The last strong El Niño, in 1997, brought a record number of Category 5 storms to the northwest Pacific, with two “super typhoons” that had sustained winds of 180 mph and 185 mph. That El Niño was responsible for an estimated 23,000 deaths globally and $35 billion in damages; central Pacific temperatures peaked at 2.8 degrees Celsius above average. The current El Niño peaked at 3.1 degrees C above average at mid-November, and in early December still was at 2.9 degrees C above average. The strongest storm ever measured on Earth, Hurricane Patricia, occurred in October this year.
Peru and Ecuador were hit by the deadliest floods ever, there were devastating floods in India, and at the other extreme, severe drought in Australia, the Caribbean, Brazil, Africa, and elsewhere.
Later in the winter, some forecasters say, things could do something of an about-face, with areas from Texas up to Winnipeg and across the East/Southeast being cold, while the West will be mild.
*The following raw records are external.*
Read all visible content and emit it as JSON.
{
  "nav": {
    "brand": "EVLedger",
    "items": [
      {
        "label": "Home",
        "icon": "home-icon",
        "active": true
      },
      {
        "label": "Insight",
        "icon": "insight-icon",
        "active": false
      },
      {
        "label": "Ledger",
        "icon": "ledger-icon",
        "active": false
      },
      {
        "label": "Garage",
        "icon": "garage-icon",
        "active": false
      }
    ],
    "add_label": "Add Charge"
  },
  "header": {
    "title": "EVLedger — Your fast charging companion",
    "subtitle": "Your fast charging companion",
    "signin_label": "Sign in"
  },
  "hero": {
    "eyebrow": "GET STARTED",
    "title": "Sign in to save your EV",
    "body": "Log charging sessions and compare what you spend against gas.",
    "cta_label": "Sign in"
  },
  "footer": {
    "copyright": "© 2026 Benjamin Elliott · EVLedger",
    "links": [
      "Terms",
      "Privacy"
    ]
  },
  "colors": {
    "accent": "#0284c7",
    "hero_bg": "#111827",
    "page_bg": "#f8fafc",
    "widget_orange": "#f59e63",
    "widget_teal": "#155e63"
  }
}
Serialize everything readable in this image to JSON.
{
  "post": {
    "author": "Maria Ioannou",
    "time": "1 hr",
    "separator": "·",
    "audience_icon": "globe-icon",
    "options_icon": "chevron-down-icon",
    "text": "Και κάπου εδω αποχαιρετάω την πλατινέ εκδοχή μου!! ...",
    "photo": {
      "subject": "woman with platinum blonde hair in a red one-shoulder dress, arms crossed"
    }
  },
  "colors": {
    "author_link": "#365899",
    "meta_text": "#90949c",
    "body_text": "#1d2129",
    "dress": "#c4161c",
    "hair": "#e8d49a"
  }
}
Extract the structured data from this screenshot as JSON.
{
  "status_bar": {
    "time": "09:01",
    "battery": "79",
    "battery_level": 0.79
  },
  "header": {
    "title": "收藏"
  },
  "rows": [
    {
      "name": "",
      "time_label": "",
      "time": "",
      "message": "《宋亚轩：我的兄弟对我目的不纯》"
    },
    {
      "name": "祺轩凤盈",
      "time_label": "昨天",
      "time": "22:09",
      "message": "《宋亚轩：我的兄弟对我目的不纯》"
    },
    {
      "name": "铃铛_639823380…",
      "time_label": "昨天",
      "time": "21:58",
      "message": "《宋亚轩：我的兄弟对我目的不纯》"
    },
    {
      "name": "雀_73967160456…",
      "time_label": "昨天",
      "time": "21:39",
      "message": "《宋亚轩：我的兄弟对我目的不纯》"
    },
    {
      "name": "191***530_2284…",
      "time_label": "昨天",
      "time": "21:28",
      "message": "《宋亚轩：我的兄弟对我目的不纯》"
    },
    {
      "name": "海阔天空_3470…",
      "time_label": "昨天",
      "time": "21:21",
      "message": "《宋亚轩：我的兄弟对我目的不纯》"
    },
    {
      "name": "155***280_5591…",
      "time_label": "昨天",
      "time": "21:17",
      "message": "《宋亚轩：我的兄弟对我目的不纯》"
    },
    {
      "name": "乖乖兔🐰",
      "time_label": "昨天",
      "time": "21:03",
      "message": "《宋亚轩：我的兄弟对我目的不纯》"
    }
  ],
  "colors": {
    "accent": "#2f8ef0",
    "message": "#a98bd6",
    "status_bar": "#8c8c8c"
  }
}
It’s expected that this El Niño will be weakening by late spring, with a return to more normal weather patterns. NASA says the current El Niño will be more thoroughly observed from space than any of its predecessors, thanks to Earth-observing missions that weren’t in place during the last big event.